How do you spoil yourself? Unchaining myself.
If I wasn't playing music I would be: Chartered accountant, CEO, dentist.
What do you fear most? Fear.
What makes you want to take it off and get it on? I'm gonna get it on and take it off and get it off and take it on again!
What has been your strangest celebrity encounter? Standing downwind of the Gallivanting Gourmet.
Who would be your ideal dinner guest, living or dead, and what would you serve them? The Gallivanting Gourmet - the question is what would he serve me?
What does your mom wish you were doing instead? I think she's glad I'm just doing something.
Given the opportunity to choose, how would you like to die? Laughing.

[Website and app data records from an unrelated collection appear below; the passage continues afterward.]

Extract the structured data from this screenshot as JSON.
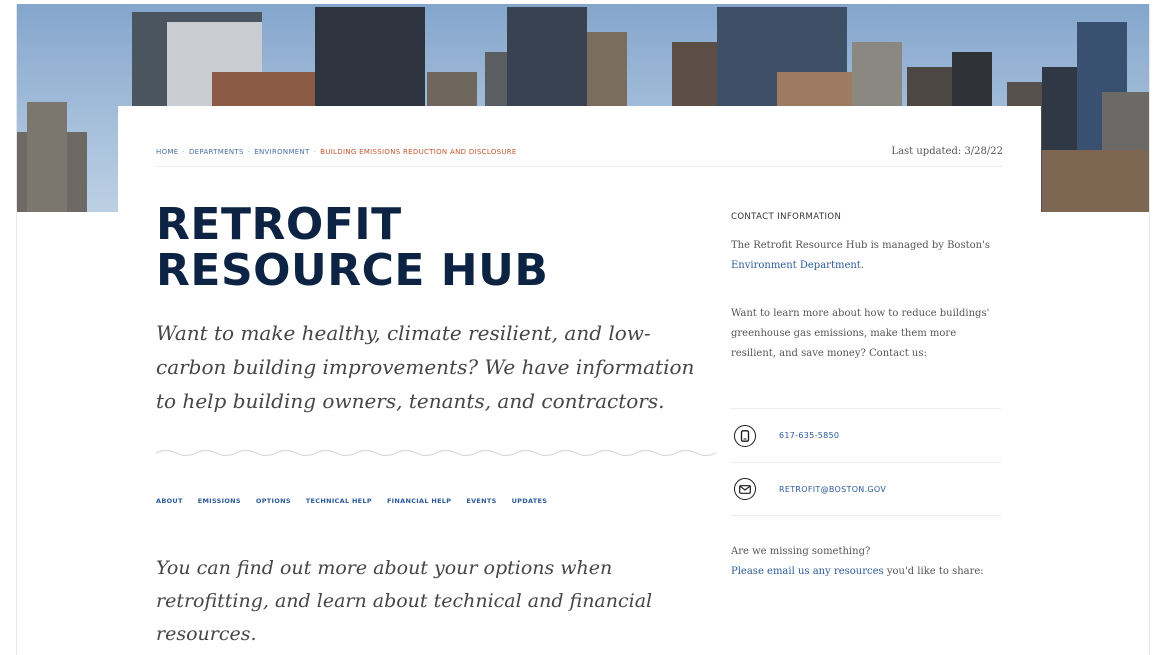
{
  "breadcrumb": {
    "items": [
      "HOME",
      "DEPARTMENTS",
      "ENVIRONMENT",
      "BUILDING EMISSIONS REDUCTION AND DISCLOSURE"
    ]
  },
  "last_updated": "Last updated: 3/28/22",
  "page": {
    "title_line1": "RETROFIT",
    "title_line2": "RESOURCE HUB",
    "lede": "Want to make healthy, climate resilient, and low-carbon building improvements? We have information to help building owners, tenants, and contractors.",
    "intro": "You can find out more about your options when retrofitting, and learn about technical and financial resources."
  },
  "tabs": [
    "ABOUT",
    "EMISSIONS",
    "OPTIONS",
    "TECHNICAL HELP",
    "FINANCIAL HELP",
    "EVENTS",
    "UPDATES"
  ],
  "sidebar": {
    "heading": "CONTACT INFORMATION",
    "managed_prefix": "The Retrofit Resource Hub is managed by Boston's ",
    "managed_link": "Environment Department",
    "managed_suffix": ".",
    "learn_more": "Want to learn more about how to reduce buildings' greenhouse gas emissions, make them more resilient, and save money? Contact us:",
    "phone": "617-635-5850",
    "email": "RETROFIT@BOSTON.GOV",
    "missing": "Are we missing something?",
    "email_link": "Please email us any resources",
    "missing_suffix": " you'd like to share:"
  },
  "icons": {
    "phone": "phone-icon",
    "email": "email-icon"
  },
  "colors": {
    "title": "#0c2343",
    "link": "#2d5b99",
    "breadcrumb_current": "#c2562d"
  }
}
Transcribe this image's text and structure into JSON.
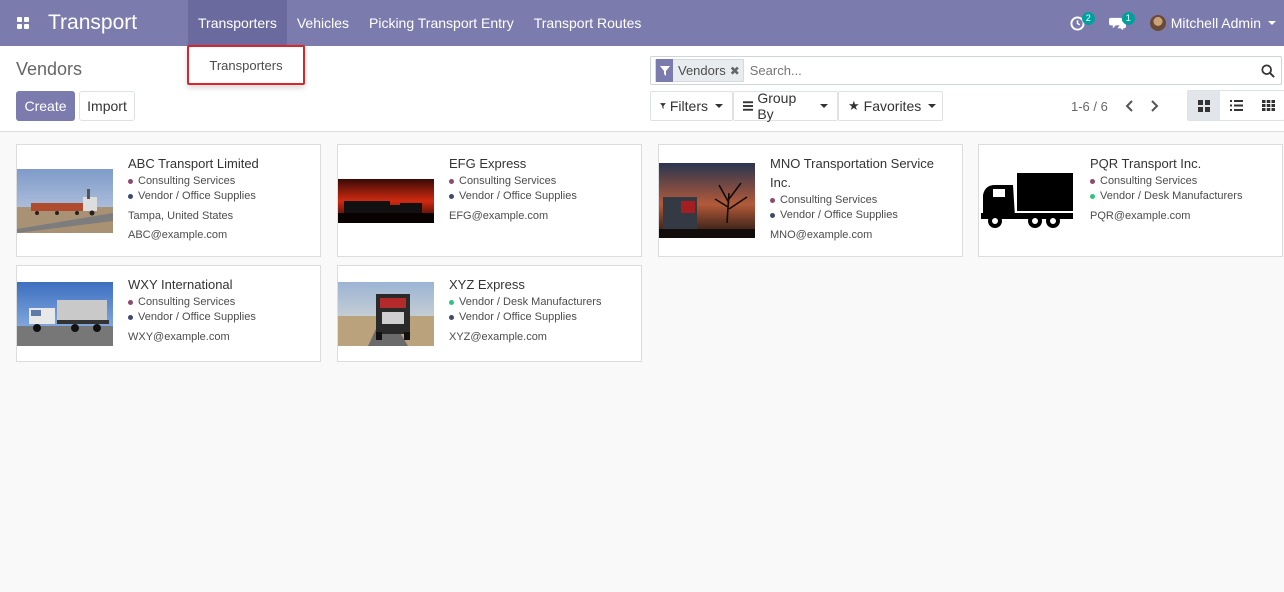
{
  "app": {
    "title": "Transport"
  },
  "nav": {
    "items": [
      {
        "label": "Transporters"
      },
      {
        "label": "Vehicles"
      },
      {
        "label": "Picking Transport Entry"
      },
      {
        "label": "Transport Routes"
      }
    ],
    "activity_count": "2",
    "message_count": "1",
    "user_name": "Mitchell Admin"
  },
  "dropdown": {
    "item_label": "Transporters"
  },
  "control": {
    "breadcrumb": "Vendors",
    "create_label": "Create",
    "import_label": "Import",
    "search_facet": "Vendors",
    "search_placeholder": "Search...",
    "filters_label": "Filters",
    "group_by_label": "Group By",
    "favorites_label": "Favorites",
    "pager": "1-6 / 6"
  },
  "colors": {
    "navbar": "#7c7bad",
    "tag_consulting": "#8c4a6e",
    "tag_office": "#3d4a6b",
    "tag_desk": "#30c381"
  },
  "cards": [
    {
      "name": "ABC Transport Limited",
      "tags": [
        {
          "label": "Consulting Services",
          "color": "#8c4a6e"
        },
        {
          "label": "Vendor / Office Supplies",
          "color": "#3d4a6b"
        }
      ],
      "location": "Tampa, United States",
      "email": "ABC@example.com",
      "image": "road-train-photo"
    },
    {
      "name": "EFG Express",
      "tags": [
        {
          "label": "Consulting Services",
          "color": "#8c4a6e"
        },
        {
          "label": "Vendor / Office Supplies",
          "color": "#3d4a6b"
        }
      ],
      "email": "EFG@example.com",
      "image": "sunset-truck-photo"
    },
    {
      "name": "MNO Transportation Service Inc.",
      "tags": [
        {
          "label": "Consulting Services",
          "color": "#8c4a6e"
        },
        {
          "label": "Vendor / Office Supplies",
          "color": "#3d4a6b"
        }
      ],
      "email": "MNO@example.com",
      "image": "tree-truck-photo"
    },
    {
      "name": "PQR Transport Inc.",
      "tags": [
        {
          "label": "Consulting Services",
          "color": "#8c4a6e"
        },
        {
          "label": "Vendor / Desk Manufacturers",
          "color": "#30c381"
        }
      ],
      "email": "PQR@example.com",
      "image": "truck-silhouette-icon"
    },
    {
      "name": "WXY International",
      "tags": [
        {
          "label": "Consulting Services",
          "color": "#8c4a6e"
        },
        {
          "label": "Vendor / Office Supplies",
          "color": "#3d4a6b"
        }
      ],
      "email": "WXY@example.com",
      "image": "flatbed-truck-photo"
    },
    {
      "name": "XYZ Express",
      "tags": [
        {
          "label": "Vendor / Desk Manufacturers",
          "color": "#30c381"
        },
        {
          "label": "Vendor / Office Supplies",
          "color": "#3d4a6b"
        }
      ],
      "email": "XYZ@example.com",
      "image": "highway-truck-photo"
    }
  ]
}
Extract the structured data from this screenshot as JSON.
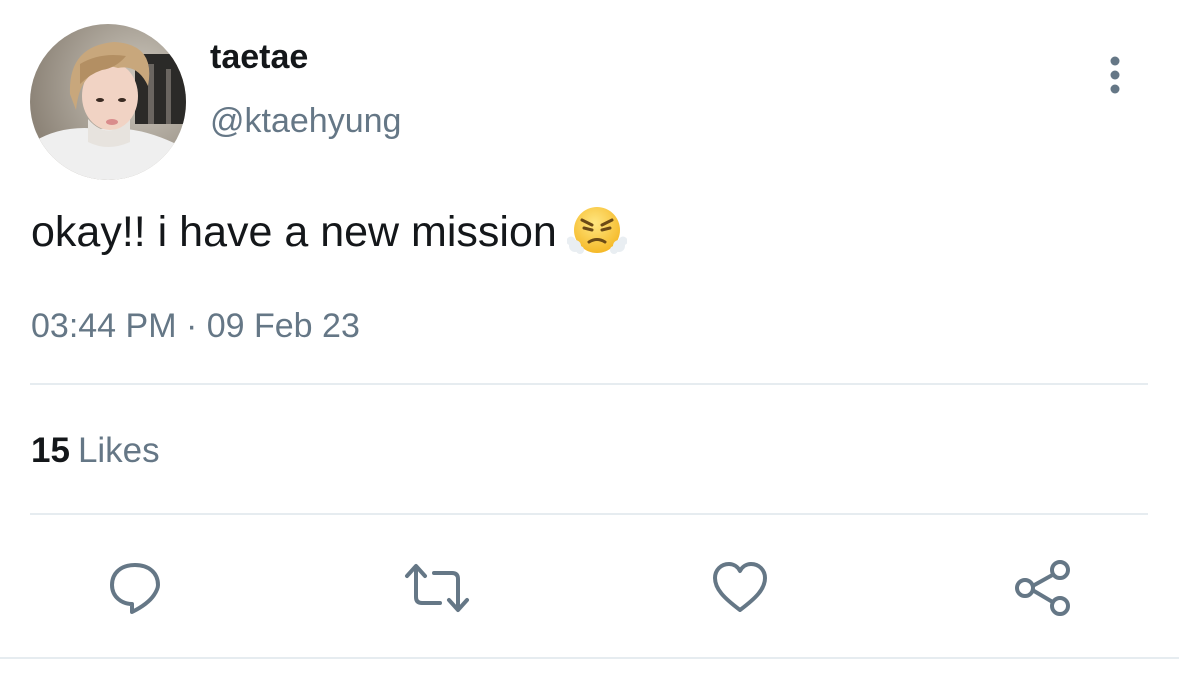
{
  "tweet": {
    "author": {
      "display_name": "taetae",
      "handle": "@ktaehyung"
    },
    "text": "okay!! i have a new mission",
    "emoji": "face-with-steam-from-nose-emoji",
    "timestamp": "03:44 PM · 09 Feb 23",
    "likes": {
      "count": "15",
      "label": "Likes"
    }
  },
  "actions": {
    "reply_icon": "reply-icon",
    "retweet_icon": "retweet-icon",
    "like_icon": "heart-icon",
    "share_icon": "share-icon",
    "more_icon": "more-vertical-icon"
  },
  "colors": {
    "text_primary": "#14171a",
    "text_secondary": "#657786",
    "divider": "#e6ecf0",
    "icon": "#657786"
  }
}
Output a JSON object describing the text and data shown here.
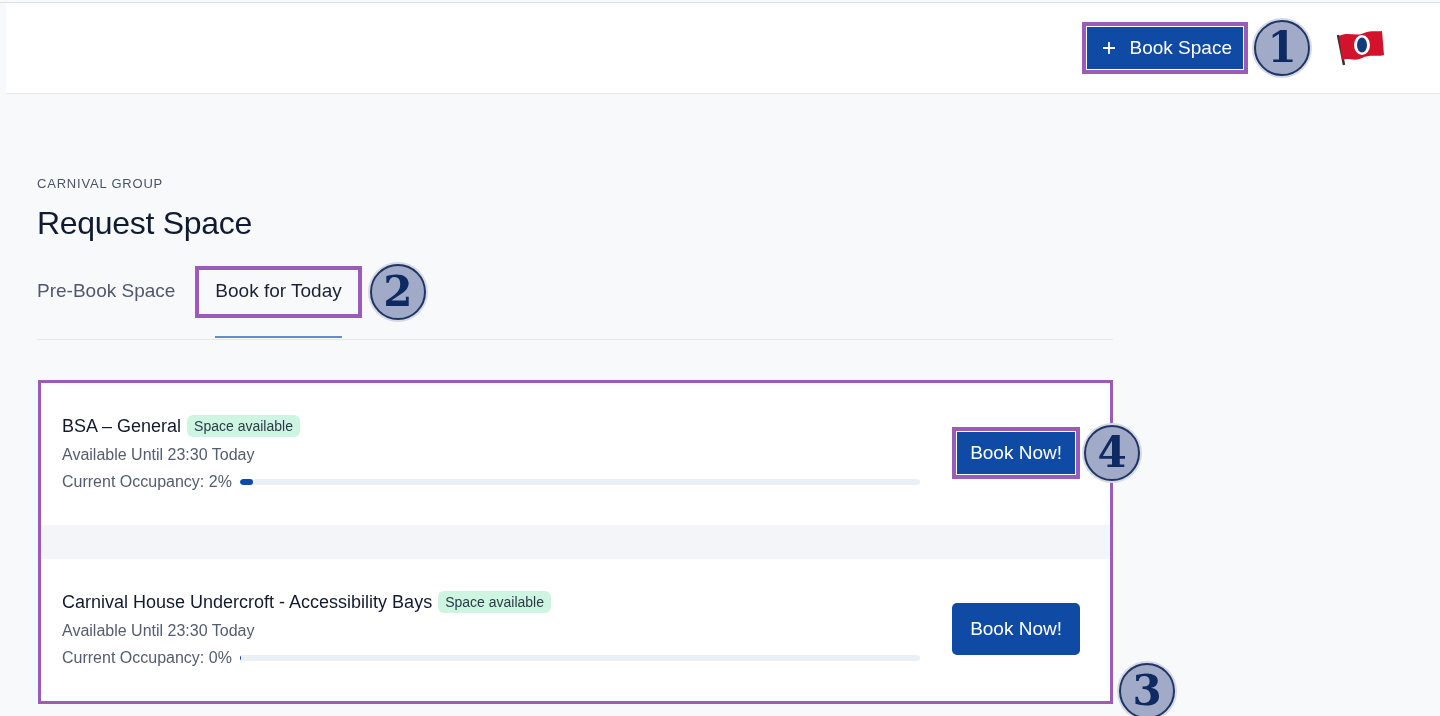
{
  "header": {
    "book_button": {
      "label": "Book Space",
      "highlighted": true,
      "marker": "1"
    }
  },
  "page": {
    "eyebrow": "CARNIVAL GROUP",
    "title": "Request Space"
  },
  "tabs": [
    {
      "label": "Pre-Book Space",
      "selected": false,
      "highlighted": false
    },
    {
      "label": "Book for Today",
      "selected": true,
      "highlighted": true,
      "marker": "2"
    }
  ],
  "spaces": {
    "highlighted": true,
    "marker": "3",
    "items": [
      {
        "name": "BSA – General",
        "badge": "Space available",
        "availability": "Available Until 23:30 Today",
        "occupancy": "Current Occupancy: 2%",
        "level": 0.02,
        "button": {
          "label": "Book Now!",
          "highlighted": true,
          "marker": "4"
        }
      },
      {
        "name": "Carnival House Undercroft - Accessibility Bays",
        "badge": "Space available",
        "availability": "Available Until 23:30 Today",
        "occupancy": "Current Occupancy: 0%",
        "level": 0,
        "button": {
          "label": "Book Now!",
          "highlighted": false
        }
      }
    ]
  }
}
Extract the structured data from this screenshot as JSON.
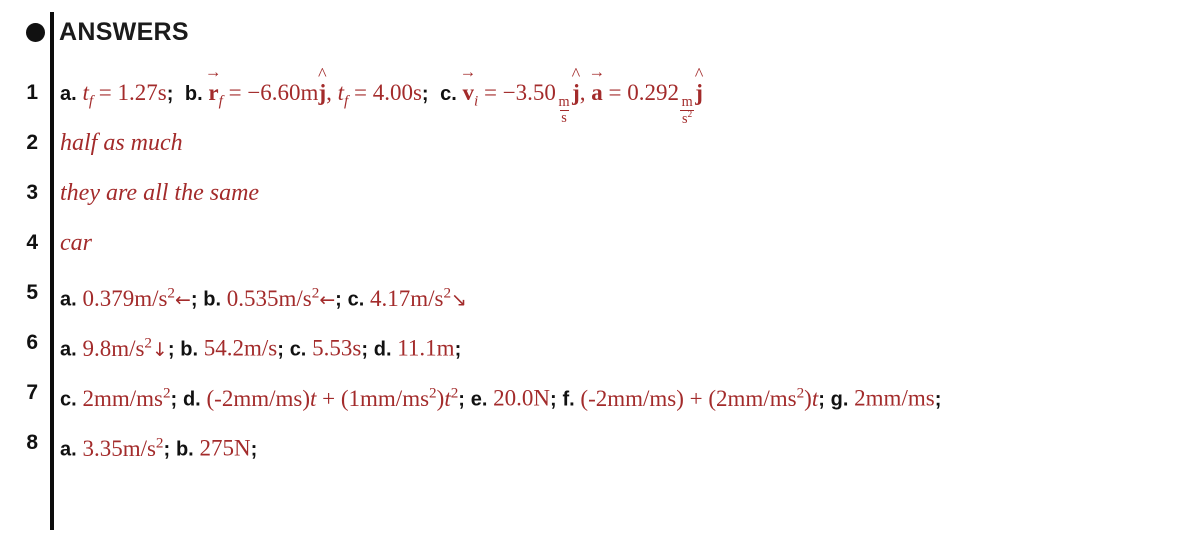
{
  "header": {
    "title": "ANSWERS",
    "bullet_icon": "filled-circle-bullet"
  },
  "colors": {
    "answer_red": "#a32b2b",
    "label_black": "#111111",
    "rule_black": "#0d0d0d",
    "page_background": "#ffffff"
  },
  "answers": [
    {
      "number": "1",
      "type": "math",
      "parts": [
        {
          "label": "a.",
          "value": "t_f = 1.27s;"
        },
        {
          "label": "b.",
          "value": "r_f = −6.60mĵ, t_f = 4.00s;"
        },
        {
          "label": "c.",
          "value": "v_i = −3.50 m/s ĵ, a = 0.292 m/s² ĵ"
        }
      ],
      "plain_text": "a. t_f = 1.27s;  b. r⃗_f = −6.60mĵ, t_f = 4.00s;  c. v⃗_i = −3.50 m/s ĵ, a⃗ = 0.292 m/s² ĵ"
    },
    {
      "number": "2",
      "type": "prose",
      "text": "half as much"
    },
    {
      "number": "3",
      "type": "prose",
      "text": "they are all the same"
    },
    {
      "number": "4",
      "type": "prose",
      "text": "car"
    },
    {
      "number": "5",
      "type": "math",
      "parts": [
        {
          "label": "a.",
          "value": "0.379m/s²←;"
        },
        {
          "label": "b.",
          "value": "0.535m/s²←;"
        },
        {
          "label": "c.",
          "value": "4.17m/s²↘"
        }
      ],
      "plain_text": "a. 0.379m/s²←; b. 0.535m/s²←; c. 4.17m/s²↘"
    },
    {
      "number": "6",
      "type": "math",
      "parts": [
        {
          "label": "a.",
          "value": "9.8m/s²↓;"
        },
        {
          "label": "b.",
          "value": "54.2m/s;"
        },
        {
          "label": "c.",
          "value": "5.53s;"
        },
        {
          "label": "d.",
          "value": "11.1m;"
        }
      ],
      "plain_text": "a. 9.8m/s²↓; b. 54.2m/s; c. 5.53s; d. 11.1m;"
    },
    {
      "number": "7",
      "type": "math",
      "parts": [
        {
          "label": "c.",
          "value": "2mm/ms²;"
        },
        {
          "label": "d.",
          "value": "(-2mm/ms)t + (1mm/ms²)t²;"
        },
        {
          "label": "e.",
          "value": "20.0N;"
        },
        {
          "label": "f.",
          "value": "(-2mm/ms) + (2mm/ms²)t;"
        },
        {
          "label": "g.",
          "value": "2mm/ms;"
        }
      ],
      "plain_text": "c. 2mm/ms²; d. (-2mm/ms)t + (1mm/ms²)t²; e. 20.0N; f. (-2mm/ms) + (2mm/ms²)t; g. 2mm/ms;"
    },
    {
      "number": "8",
      "type": "math",
      "parts": [
        {
          "label": "a.",
          "value": "3.35m/s²;"
        },
        {
          "label": "b.",
          "value": "275N;"
        }
      ],
      "plain_text": "a. 3.35m/s²; b. 275N;"
    }
  ],
  "symbols": {
    "left_arrow": "←",
    "down_arrow": "↓",
    "down_right_arrow": "↘",
    "minus": "−",
    "equals": "=",
    "plus": "+"
  }
}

Over 12 years and six albums, Toronto singer/songwriter Kyp Harness has amassed a songbook that should rightfully be hailed as a national treasure. And there could hardly be better proof of his prolific profundity than his new double album, The Floating World, which in many ways sums up his best work over the years. Sprung from a productive folk rock singer/songwriter scene in Toronto of the early '90s, Harness is an amalgam of his peers: the romanticism of Ron Sexsmith (who is also his most outspoken champion), the political punch of Bob Wiseman (who produced his first cassette), and the sweet charm of Bob Snider (who's been known to dance wildly onstage at Harness shows - a sight that has to be seen to be believed). As a political poet of Queen Street, Harness wields a piercing pen articulating the search for hope amidst neo-conservative madness. As a shameless, hopeless romantic and true believer, Harness writes with an earnestness that could melt the coldest heart. Many of his best songs combine those two sides, and The Floating World also balances Harness's two musical sides. On disc one, the Dinner is Ruined Band are the perfect accompanists for his rowdier side, capable of both kicking his ass and sounding more beautiful than they ever have, while disc two is a more pleasant Sunday morning folk record. Most songwriters would take some time off after such a massive work, but Harness is already debuting a wealth of equally strong new songs in his live set. He's not waiting around for you to catch up. Michael Barclay